Hello everyone. I would like to welcome you to
this HSTalks lecture series on managerial accounting.
My name is Alexander Himme and I'm an assistant professor for
managerial accounting at the Kuhne Logistics University in Hamburg, Germany.
In this module, we would talk about the concept of relevant information.
Relevant information is the only information
that should be considered in decision-making.
Decision-making is typically a situation that
managers have to choose between alternatives.
We will apply the idea of relevant information in
this module to two very common decisions that managers have to make.
The first decision is the decision to accept
or not a special price offer from a customer.
The second decision is how to determine
the optimal product mix into production when resources are limited.
Let us first introduce the idea of relevant information.
This topic is very important because one of the most prominent functions of
management accounting is the provision of relevant information for decision-making.
What is decision-making?
Decision-making always involves choosing between alternatives.
For example, if a customer asks for a special price for the order,
the merger has to choose if he or she accepts a special order or not.
Or a manager may have to decide if,
for certain reasons, the manufacturing of a certain product should be stopped or not.
The further typical decision where a manager has to decide
between alternatives is the make or buy decision.
That is for certain component needed for production the question is if
this component should be produced
internally or should be sourced from an outside supplier?
What all of these decisions have in common
is that they're not routine and that every time,
special studies are needed which collect and
assess the information needed for making a decision.
In other words, there is not a permanent accounting system
that would tell us automatically which information is relevant or not.
Instead, it is always up to the manager to decide which of
the existing information he or she must take into account to make a reasonable decision.
Making decisions requires that only those costs and
revenues that are relevant to the alternatives are considered.
If irrelevant costs and revenue data are included,
the wrong decision may be made.
It is therefore essential to identify the relevant costs and
revenues that are applicable to the alternatives being considered.
Special studies focus on whatever pending time arrives
the decision-maker considers appropriate for a given situation.
However, it is important not to focus excessively on
the short-term because the objective is to maximize long-term benefits.
So, the relevance of a cost or revenue
often depends on the time horizon under consideration.
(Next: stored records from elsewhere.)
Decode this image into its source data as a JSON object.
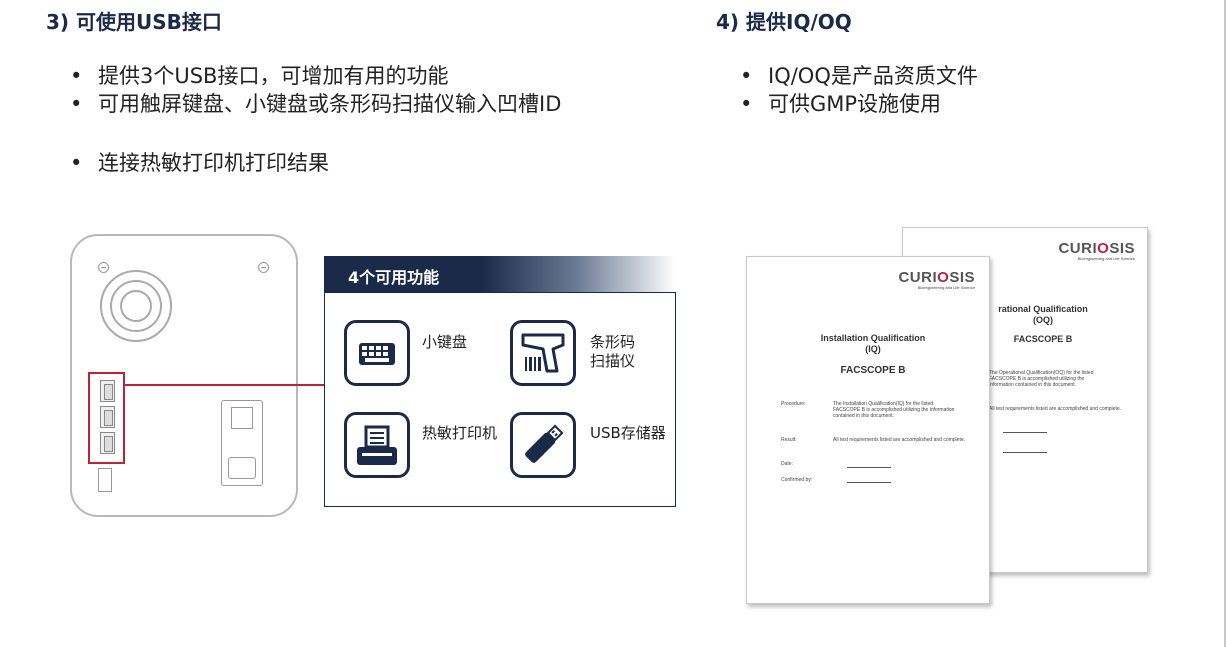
{
  "left": {
    "heading": "3) 可使用USB接口",
    "bullets": [
      "提供3个USB接口，可增加有用的功能",
      "可用触屏键盘、小键盘或条形码扫描仪输入凹槽ID",
      "连接热敏打印机打印结果"
    ]
  },
  "right": {
    "heading": "4) 提供IQ/OQ",
    "bullets": [
      "IQ/OQ是产品资质文件",
      "可供GMP设施使用"
    ]
  },
  "features": {
    "title": "4个可用功能",
    "items": [
      {
        "label": "小键盘",
        "icon": "keyboard-icon"
      },
      {
        "label": "条形码\n扫描仪",
        "icon": "barcode-scanner-icon"
      },
      {
        "label": "热敏打印机",
        "icon": "printer-icon"
      },
      {
        "label": "USB存储器",
        "icon": "usb-stick-icon"
      }
    ]
  },
  "iq_doc": {
    "logo": "CURIOSIS",
    "logo_sub": "Bioengineering and Life Science",
    "title_line1": "Installation Qualification",
    "title_line2": "(IQ)",
    "product": "FACSCOPE B",
    "procedure_label": "Procedure:",
    "procedure_text": "The Installation Qualification(IQ) for the listed FACSCOPE B is accomplished utilizing the information contained in this document.",
    "result_label": "Result:",
    "result_text": "All test requirements listed are accomplished and complete.",
    "date_label": "Date:",
    "confirmed_label": "Confirmed by:"
  },
  "oq_doc": {
    "logo": "CURIOSIS",
    "logo_sub": "Bioengineering and Life Science",
    "title_line1": "rational Qualification",
    "title_line2": "(OQ)",
    "product": "FACSCOPE B",
    "procedure_text": "The Operational Qualification(OQ) for the listed FACSCOPE B is accomplished utilizing the information contained in this document.",
    "result_text": "All test requirements listed are accomplished and complete."
  },
  "colors": {
    "navy": "#1c2a4a",
    "accent_red": "#c0203a"
  }
}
It is therefore important to make sure that the information
presented for decision-making relates to the appropriate time horizon.
If inappropriate time horizons are selected,
there is a danger that misleading information will be presented.
Of course, our aim should always be to maximize long-term net cash and flows.